Many families dealing with their estate planning choose to go with a trust, rather than a will – or a combination of the two. If you are thinking about putting together a trust, you will need to appoint a trustee to ensure the terms of the trust are carried out according to your wishes. At Ball & Morse, PLLC, we have helped numerous Oklahoma City clients with their trust planning needs, and we understand the many different aspects that go into such a document.
Before designating a trustee, you will need to understand the responsibilities of this position. According to The Wall Street Journal, a trustee should consider the needs of your beneficiaries and interpret the terms of your trust accordingly. If you are like many other families, your first inclination may be to appoint a close family member or friend as your trustee. This is common and entirely appropriate; however, there may be some instances in which a professionally-trained trustee will better serve your interests.
For example, a professional trustee is more likely to be impartial and not easily swayed by emotions or family drama. He or she will understand the complexities of estate taxes and multiple-generation trusts. On the other hand, in some cases professional trustees may be too impartial and will not be able to focus on your family’s needs as much as you would have liked when planning your trust.
If you designate someone close to you as a trustee, you can have the peace of mind knowing that this friend or family member personally knows the beneficiaries. He or she may better able to make decisions in their best interests that serve the terms of the trust. Nonprofessional trustees, however, may have difficulty interpreting some of the more complex laws and terms surrounding these documents.

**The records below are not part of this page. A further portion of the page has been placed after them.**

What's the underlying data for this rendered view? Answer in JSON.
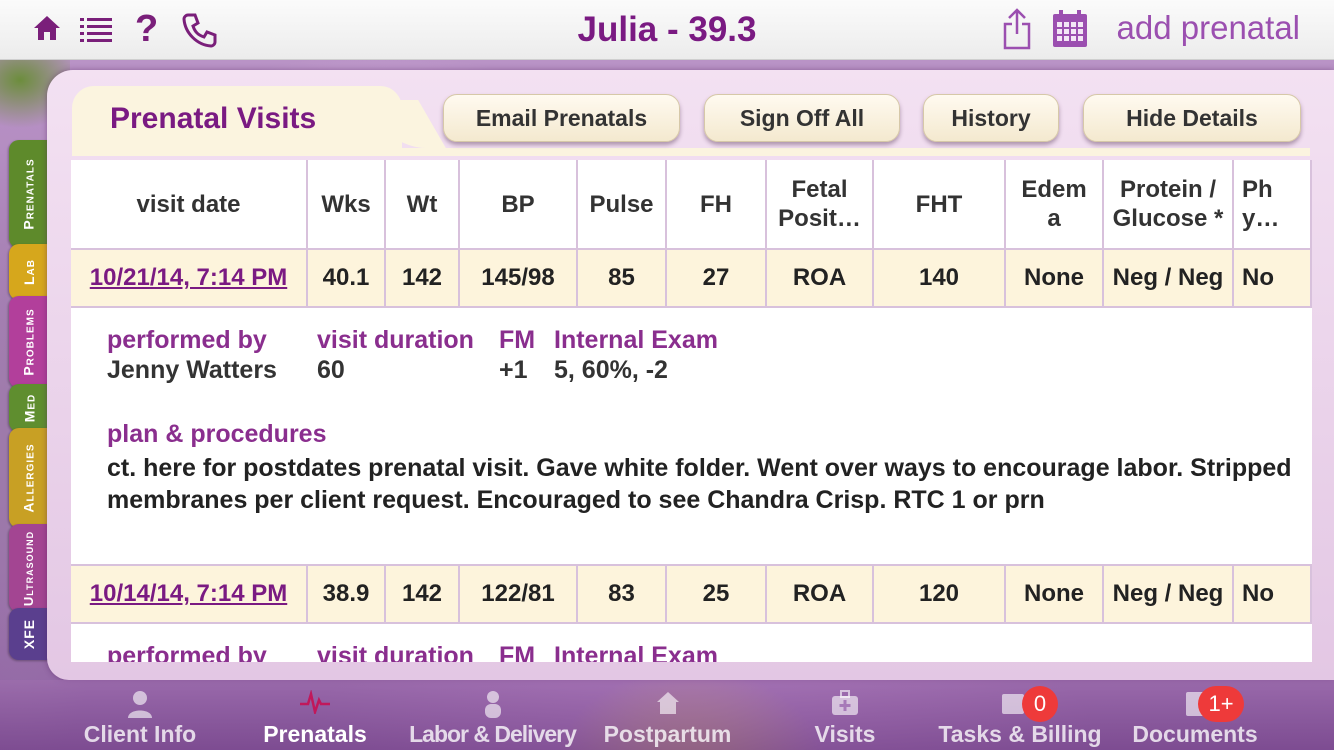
{
  "header": {
    "title": "Julia - 39.3",
    "add_label": "add prenatal"
  },
  "section": {
    "title": "Prenatal Visits",
    "buttons": [
      "Email Prenatals",
      "Sign Off All",
      "History",
      "Hide Details"
    ]
  },
  "side_tabs": [
    "Prenatals",
    "Lab",
    "Problems",
    "Med",
    "Allergies",
    "Ultrasound",
    "XFE"
  ],
  "table": {
    "columns": [
      "visit date",
      "Wks",
      "Wt",
      "BP",
      "Pulse",
      "FH",
      "Fetal\nPosit…",
      "FHT",
      "Edem\na",
      "Protein /\nGlucose *",
      "Ph\ny…"
    ],
    "rows": [
      [
        "10/21/14, 7:14 PM",
        "40.1",
        "142",
        "145/98",
        "85",
        "27",
        "ROA",
        "140",
        "None",
        "Neg / Neg",
        "No"
      ],
      [
        "10/14/14, 7:14 PM",
        "38.9",
        "142",
        "122/81",
        "83",
        "25",
        "ROA",
        "120",
        "None",
        "Neg / Neg",
        "No"
      ]
    ],
    "details": [
      {
        "performed_by_label": "performed by",
        "performed_by": "Jenny Watters",
        "duration_label": "visit duration",
        "duration": "60",
        "fm_label": "FM",
        "fm": "+1",
        "exam_label": "Internal Exam",
        "exam": "5, 60%, -2",
        "plan_label": "plan & procedures",
        "plan": "ct. here for postdates prenatal visit.  Gave white folder.  Went over ways to encourage labor.  Stripped membranes per client request. Encouraged to see Chandra Crisp. RTC 1 or prn"
      },
      {
        "performed_by_label": "performed by",
        "duration_label": "visit duration",
        "fm_label": "FM",
        "exam_label": "Internal Exam"
      }
    ]
  },
  "tabbar": {
    "items": [
      "Client Info",
      "Prenatals",
      "Labor & Delivery",
      "Postpartum",
      "Visits",
      "Tasks & Billing",
      "Documents"
    ],
    "badges": {
      "tasks": "0",
      "documents": "1+"
    }
  },
  "colors": {
    "brand": "#7a1a82",
    "accent": "#9b4fb0",
    "row_bg": "#fdf4dc",
    "badge": "#ee3a3a"
  }
}
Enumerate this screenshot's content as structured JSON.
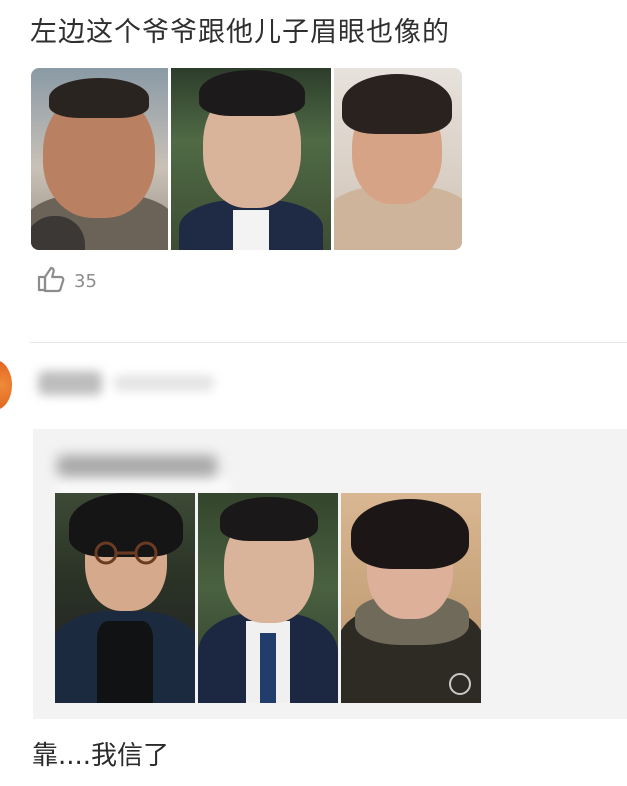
{
  "comment_1": {
    "text": "左边这个爷爷跟他儿子眉眼也像的",
    "photos": [
      "older-man-photo",
      "young-man-photo",
      "woman-photo"
    ],
    "like_icon": "thumbs-up-icon",
    "like_count": "35"
  },
  "comment_2": {
    "avatar_color": "#e46b25",
    "quote_photos": [
      "man-with-glasses-photo",
      "young-man-photo",
      "woman-photo"
    ],
    "text": "靠....我信了"
  }
}
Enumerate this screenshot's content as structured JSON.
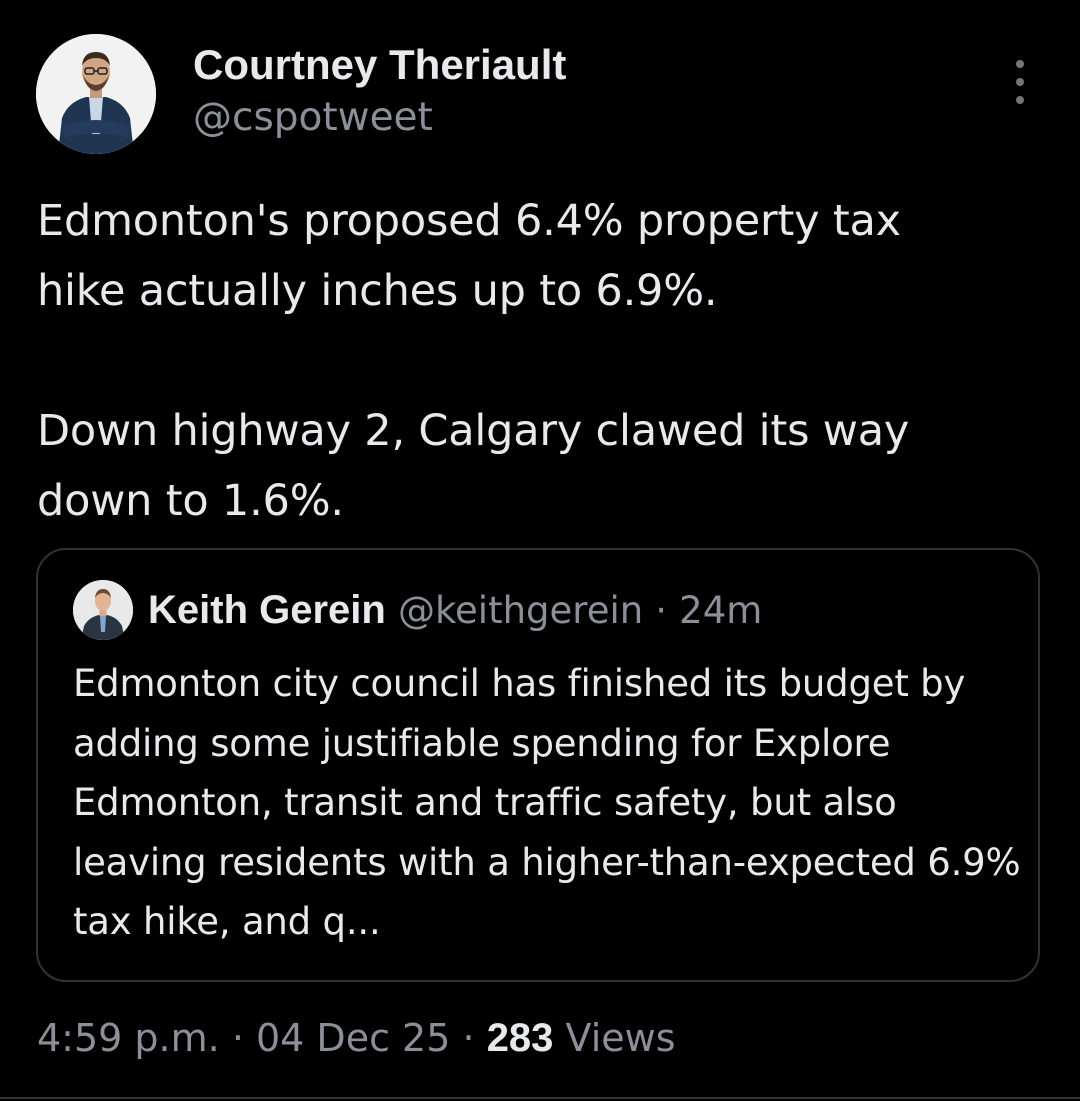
{
  "author": {
    "name": "Courtney Theriault",
    "handle": "@cspotweet"
  },
  "tweet": {
    "text": "Edmonton's proposed 6.4% property tax\nhike actually inches up to 6.9%.\n\nDown highway 2, Calgary clawed its way\ndown to 1.6%."
  },
  "quote": {
    "name": "Keith Gerein",
    "handle": "@keithgerein",
    "separator": "·",
    "time": "24m",
    "text": "Edmonton city council has finished its budget by adding some justifiable spending for Explore Edmonton, transit and traffic safety, but also leaving residents with a higher-than-expected 6.9% tax hike, and q..."
  },
  "meta": {
    "time": "4:59 p.m.",
    "separator": "·",
    "date": "04 Dec 25",
    "views_count": "283",
    "views_label": "Views"
  },
  "icons": {
    "more": "more-vertical-icon"
  },
  "colors": {
    "background": "#000000",
    "primary_text": "#e7e9ea",
    "secondary_text": "#8b9098",
    "border": "#2f3336"
  }
}
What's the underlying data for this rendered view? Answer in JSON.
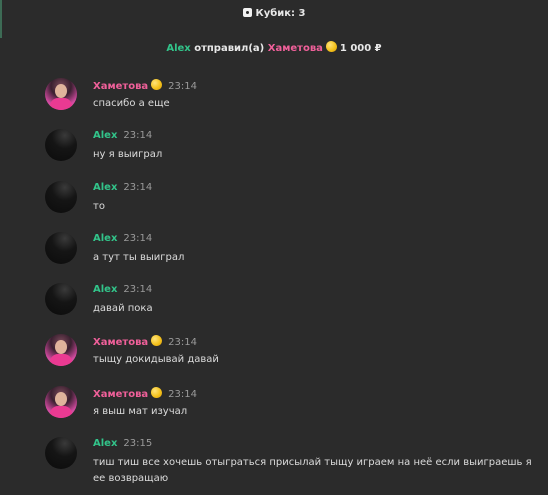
{
  "system": {
    "dice_label": "Кубик: 3",
    "transfer": {
      "sender": "Alex",
      "verb": "отправил(а)",
      "recipient": "Хаметова",
      "amount": "1 000 ₽"
    }
  },
  "messages": [
    {
      "author": "Хаметова",
      "author_color": "#f0609a",
      "has_emoji": true,
      "time": "23:14",
      "text": "спасибо а еще",
      "avatar": "photo"
    },
    {
      "author": "Alex",
      "author_color": "#32c48a",
      "has_emoji": false,
      "time": "23:14",
      "text": "ну я выиграл",
      "avatar": "dark"
    },
    {
      "author": "Alex",
      "author_color": "#32c48a",
      "has_emoji": false,
      "time": "23:14",
      "text": "то",
      "avatar": "dark"
    },
    {
      "author": "Alex",
      "author_color": "#32c48a",
      "has_emoji": false,
      "time": "23:14",
      "text": "а тут ты выиграл",
      "avatar": "dark"
    },
    {
      "author": "Alex",
      "author_color": "#32c48a",
      "has_emoji": false,
      "time": "23:14",
      "text": "давай пока",
      "avatar": "dark"
    },
    {
      "author": "Хаметова",
      "author_color": "#f0609a",
      "has_emoji": true,
      "time": "23:14",
      "text": "тыщу докидывай давай",
      "avatar": "photo"
    },
    {
      "author": "Хаметова",
      "author_color": "#f0609a",
      "has_emoji": true,
      "time": "23:14",
      "text": "я выш мат изучал",
      "avatar": "photo"
    },
    {
      "author": "Alex",
      "author_color": "#32c48a",
      "has_emoji": false,
      "time": "23:15",
      "text": "тиш тиш все хочешь отыграться присылай тыщу играем на неё если выиграешь я ее возвращаю",
      "avatar": "dark"
    }
  ]
}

One compromise would be to designate a main trustee and a co-trustee to deal with the impartial and personal aspects of your trust separately. This option can ensure that your wishes are more thoroughly considered and properly carried out.